Task directions - Each line of the data below must be reproduced without any change.

[Start of section]

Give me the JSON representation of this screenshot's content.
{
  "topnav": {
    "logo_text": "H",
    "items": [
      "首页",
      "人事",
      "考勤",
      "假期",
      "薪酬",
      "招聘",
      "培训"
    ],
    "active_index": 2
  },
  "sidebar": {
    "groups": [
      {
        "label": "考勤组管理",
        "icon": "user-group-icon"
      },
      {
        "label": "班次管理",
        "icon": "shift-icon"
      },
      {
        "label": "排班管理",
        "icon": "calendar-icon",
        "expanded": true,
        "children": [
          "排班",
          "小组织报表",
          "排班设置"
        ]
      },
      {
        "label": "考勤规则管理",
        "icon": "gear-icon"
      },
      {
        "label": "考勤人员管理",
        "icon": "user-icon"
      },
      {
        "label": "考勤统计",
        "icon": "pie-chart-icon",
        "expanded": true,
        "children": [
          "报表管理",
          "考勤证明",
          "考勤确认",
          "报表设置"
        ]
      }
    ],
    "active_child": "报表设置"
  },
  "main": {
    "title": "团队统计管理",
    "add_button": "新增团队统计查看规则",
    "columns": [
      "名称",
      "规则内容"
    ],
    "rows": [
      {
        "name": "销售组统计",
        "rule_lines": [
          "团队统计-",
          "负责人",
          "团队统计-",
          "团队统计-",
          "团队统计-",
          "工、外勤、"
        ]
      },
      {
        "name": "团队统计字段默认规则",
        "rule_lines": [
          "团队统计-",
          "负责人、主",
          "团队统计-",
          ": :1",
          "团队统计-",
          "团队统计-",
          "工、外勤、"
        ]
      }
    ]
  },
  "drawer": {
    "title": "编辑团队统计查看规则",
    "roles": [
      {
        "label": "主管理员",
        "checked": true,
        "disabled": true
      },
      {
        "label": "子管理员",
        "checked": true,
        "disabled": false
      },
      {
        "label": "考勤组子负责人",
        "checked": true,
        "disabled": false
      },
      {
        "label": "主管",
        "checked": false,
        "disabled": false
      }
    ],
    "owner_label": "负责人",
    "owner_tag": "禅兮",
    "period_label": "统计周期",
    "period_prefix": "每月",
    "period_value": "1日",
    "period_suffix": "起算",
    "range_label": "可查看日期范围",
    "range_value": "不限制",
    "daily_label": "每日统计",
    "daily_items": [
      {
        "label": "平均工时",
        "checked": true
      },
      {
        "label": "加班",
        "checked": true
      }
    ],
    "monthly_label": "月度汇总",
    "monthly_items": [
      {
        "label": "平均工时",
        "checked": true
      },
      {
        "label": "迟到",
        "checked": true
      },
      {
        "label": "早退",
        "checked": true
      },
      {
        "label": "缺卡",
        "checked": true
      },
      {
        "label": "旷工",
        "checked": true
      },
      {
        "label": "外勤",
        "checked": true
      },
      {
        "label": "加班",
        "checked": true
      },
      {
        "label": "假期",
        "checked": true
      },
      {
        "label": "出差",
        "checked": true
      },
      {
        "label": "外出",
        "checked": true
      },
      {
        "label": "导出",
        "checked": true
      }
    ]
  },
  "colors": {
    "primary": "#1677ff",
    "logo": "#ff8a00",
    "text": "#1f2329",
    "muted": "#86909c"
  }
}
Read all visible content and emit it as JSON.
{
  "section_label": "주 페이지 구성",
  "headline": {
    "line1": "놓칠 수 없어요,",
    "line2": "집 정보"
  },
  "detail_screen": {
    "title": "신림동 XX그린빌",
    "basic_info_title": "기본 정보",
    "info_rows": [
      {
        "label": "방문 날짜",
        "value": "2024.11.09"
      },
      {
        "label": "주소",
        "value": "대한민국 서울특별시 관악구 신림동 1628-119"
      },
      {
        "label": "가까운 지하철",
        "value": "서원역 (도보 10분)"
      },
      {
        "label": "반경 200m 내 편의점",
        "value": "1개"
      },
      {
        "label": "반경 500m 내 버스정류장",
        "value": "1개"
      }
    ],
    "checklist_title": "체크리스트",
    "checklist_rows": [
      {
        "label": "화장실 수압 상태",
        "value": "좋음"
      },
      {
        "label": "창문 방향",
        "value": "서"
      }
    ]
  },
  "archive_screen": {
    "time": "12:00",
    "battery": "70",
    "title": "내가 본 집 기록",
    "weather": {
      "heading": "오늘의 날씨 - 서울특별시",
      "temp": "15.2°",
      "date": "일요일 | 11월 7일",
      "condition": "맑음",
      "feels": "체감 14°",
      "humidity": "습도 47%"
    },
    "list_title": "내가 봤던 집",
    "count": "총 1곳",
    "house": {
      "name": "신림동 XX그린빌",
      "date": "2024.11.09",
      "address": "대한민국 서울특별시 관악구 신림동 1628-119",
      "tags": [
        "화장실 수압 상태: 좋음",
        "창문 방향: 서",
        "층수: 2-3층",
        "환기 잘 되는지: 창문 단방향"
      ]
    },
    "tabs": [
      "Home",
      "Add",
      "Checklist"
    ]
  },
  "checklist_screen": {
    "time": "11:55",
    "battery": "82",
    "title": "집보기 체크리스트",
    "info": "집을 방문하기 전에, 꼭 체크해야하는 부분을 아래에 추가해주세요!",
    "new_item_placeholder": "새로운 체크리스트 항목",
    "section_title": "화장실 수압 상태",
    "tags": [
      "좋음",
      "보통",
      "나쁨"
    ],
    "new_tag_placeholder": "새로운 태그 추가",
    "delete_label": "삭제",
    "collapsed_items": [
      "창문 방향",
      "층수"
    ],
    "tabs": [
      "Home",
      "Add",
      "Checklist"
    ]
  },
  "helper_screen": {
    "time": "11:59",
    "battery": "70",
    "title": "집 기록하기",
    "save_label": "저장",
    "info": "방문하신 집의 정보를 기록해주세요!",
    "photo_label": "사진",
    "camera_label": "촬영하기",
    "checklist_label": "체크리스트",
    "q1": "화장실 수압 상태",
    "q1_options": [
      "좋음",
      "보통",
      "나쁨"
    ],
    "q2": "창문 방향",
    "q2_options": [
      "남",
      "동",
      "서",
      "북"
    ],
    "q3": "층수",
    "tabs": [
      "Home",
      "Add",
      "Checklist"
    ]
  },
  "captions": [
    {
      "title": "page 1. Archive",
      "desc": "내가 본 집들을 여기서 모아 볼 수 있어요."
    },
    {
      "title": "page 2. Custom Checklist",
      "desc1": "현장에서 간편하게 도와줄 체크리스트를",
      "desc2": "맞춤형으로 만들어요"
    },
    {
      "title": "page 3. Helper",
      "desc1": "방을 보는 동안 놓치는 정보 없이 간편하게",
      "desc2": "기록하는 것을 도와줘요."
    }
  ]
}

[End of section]

Solution to this exercise -
Give me the JSON representation of this screenshot's content.
{
  "topnav": {
    "logo_text": "H",
    "items": [
      "首页",
      "人事",
      "考勤",
      "假期",
      "薪酬",
      "招聘",
      "培训"
    ],
    "active_index": 2
  },
  "sidebar": {
    "groups": [
      {
        "label": "考勤组管理",
        "icon": "user-group-icon"
      },
      {
        "label": "班次管理",
        "icon": "shift-icon"
      },
      {
        "label": "排班管理",
        "icon": "calendar-icon",
        "expanded": true,
        "children": [
          "排班",
          "小组织报表",
          "排班设置"
        ]
      },
      {
        "label": "考勤规则管理",
        "icon": "gear-icon"
      },
      {
        "label": "考勤人员管理",
        "icon": "user-icon"
      },
      {
        "label": "考勤统计",
        "icon": "pie-chart-icon",
        "expanded": true,
        "children": [
          "报表管理",
          "考勤证明",
          "考勤确认",
          "报表设置"
        ]
      }
    ],
    "active_child": "报表设置"
  },
  "main": {
    "title": "团队统计管理",
    "add_button": "新增团队统计查看规则",
    "columns": [
      "名称",
      "规则内容"
    ],
    "rows": [
      {
        "name": "销售组统计",
        "rule_lines": [
          "团队统计-",
          "负责人",
          "团队统计-",
          "团队统计-",
          "团队统计-",
          "工、外勤、"
        ]
      },
      {
        "name": "团队统计字段默认规则",
        "rule_lines": [
          "团队统计-",
          "负责人、主",
          "团队统计-",
          ": :1",
          "团队统计-",
          "团队统计-",
          "工、外勤、"
        ]
      }
    ]
  },
  "drawer": {
    "title": "编辑团队统计查看规则",
    "roles": [
      {
        "label": "主管理员",
        "checked": true,
        "disabled": true
      },
      {
        "label": "子管理员",
        "checked": true,
        "disabled": false
      },
      {
        "label": "考勤组子负责人",
        "checked": true,
        "disabled": false
      },
      {
        "label": "主管",
        "checked": false,
        "disabled": false
      }
    ],
    "owner_label": "负责人",
    "owner_tag": "禅兮",
    "period_label": "统计周期",
    "period_prefix": "每月",
    "period_value": "1日",
    "period_suffix": "起算",
    "range_label": "可查看日期范围",
    "range_value": "不限制",
    "daily_label": "每日统计",
    "daily_items": [
      {
        "label": "平均工时",
        "checked": true
      },
      {
        "label": "加班",
        "checked": true
      }
    ],
    "monthly_label": "月度汇总",
    "monthly_items": [
      {
        "label": "平均工时",
        "checked": true
      },
      {
        "label": "迟到",
        "checked": true
      },
      {
        "label": "早退",
        "checked": true
      },
      {
        "label": "缺卡",
        "checked": true
      },
      {
        "label": "旷工",
        "checked": true
      },
      {
        "label": "外勤",
        "checked": true
      },
      {
        "label": "加班",
        "checked": true
      },
      {
        "label": "假期",
        "checked": true
      },
      {
        "label": "出差",
        "checked": true
      },
      {
        "label": "外出",
        "checked": true
      },
      {
        "label": "导出",
        "checked": true
      }
    ]
  },
  "colors": {
    "primary": "#1677ff",
    "logo": "#ff8a00",
    "text": "#1f2329",
    "muted": "#86909c"
  }
}
Read all visible content and emit it as JSON.
{
  "section_label": "주 페이지 구성",
  "headline": {
    "line1": "놓칠 수 없어요,",
    "line2": "집 정보"
  },
  "detail_screen": {
    "title": "신림동 XX그린빌",
    "basic_info_title": "기본 정보",
    "info_rows": [
      {
        "label": "방문 날짜",
        "value": "2024.11.09"
      },
      {
        "label": "주소",
        "value": "대한민국 서울특별시 관악구 신림동 1628-119"
      },
      {
        "label": "가까운 지하철",
        "value": "서원역 (도보 10분)"
      },
      {
        "label": "반경 200m 내 편의점",
        "value": "1개"
      },
      {
        "label": "반경 500m 내 버스정류장",
        "value": "1개"
      }
    ],
    "checklist_title": "체크리스트",
    "checklist_rows": [
      {
        "label": "화장실 수압 상태",
        "value": "좋음"
      },
      {
        "label": "창문 방향",
        "value": "서"
      }
    ]
  },
  "archive_screen": {
    "time": "12:00",
    "battery": "70",
    "title": "내가 본 집 기록",
    "weather": {
      "heading": "오늘의 날씨 - 서울특별시",
      "temp": "15.2°",
      "date": "일요일 | 11월 7일",
      "condition": "맑음",
      "feels": "체감 14°",
      "humidity": "습도 47%"
    },
    "list_title": "내가 봤던 집",
    "count": "총 1곳",
    "house": {
      "name": "신림동 XX그린빌",
      "date": "2024.11.09",
      "address": "대한민국 서울특별시 관악구 신림동 1628-119",
      "tags": [
        "화장실 수압 상태: 좋음",
        "창문 방향: 서",
        "층수: 2-3층",
        "환기 잘 되는지: 창문 단방향"
      ]
    },
    "tabs": [
      "Home",
      "Add",
      "Checklist"
    ]
  },
  "checklist_screen": {
    "time": "11:55",
    "battery": "82",
    "title": "집보기 체크리스트",
    "info": "집을 방문하기 전에, 꼭 체크해야하는 부분을 아래에 추가해주세요!",
    "new_item_placeholder": "새로운 체크리스트 항목",
    "section_title": "화장실 수압 상태",
    "tags": [
      "좋음",
      "보통",
      "나쁨"
    ],
    "new_tag_placeholder": "새로운 태그 추가",
    "delete_label": "삭제",
    "collapsed_items": [
      "창문 방향",
      "층수"
    ],
    "tabs": [
      "Home",
      "Add",
      "Checklist"
    ]
  },
  "helper_screen": {
    "time": "11:59",
    "battery": "70",
    "title": "집 기록하기",
    "save_label": "저장",
    "info": "방문하신 집의 정보를 기록해주세요!",
    "photo_label": "사진",
    "camera_label": "촬영하기",
    "checklist_label": "체크리스트",
    "q1": "화장실 수압 상태",
    "q1_options": [
      "좋음",
      "보통",
      "나쁨"
    ],
    "q2": "창문 방향",
    "q2_options": [
      "남",
      "동",
      "서",
      "북"
    ],
    "q3": "층수",
    "tabs": [
      "Home",
      "Add",
      "Checklist"
    ]
  },
  "captions": [
    {
      "title": "page 1. Archive",
      "desc": "내가 본 집들을 여기서 모아 볼 수 있어요."
    },
    {
      "title": "page 2. Custom Checklist",
      "desc1": "현장에서 간편하게 도와줄 체크리스트를",
      "desc2": "맞춤형으로 만들어요"
    },
    {
      "title": "page 3. Helper",
      "desc1": "방을 보는 동안 놓치는 정보 없이 간편하게",
      "desc2": "기록하는 것을 도와줘요."
    }
  ]
}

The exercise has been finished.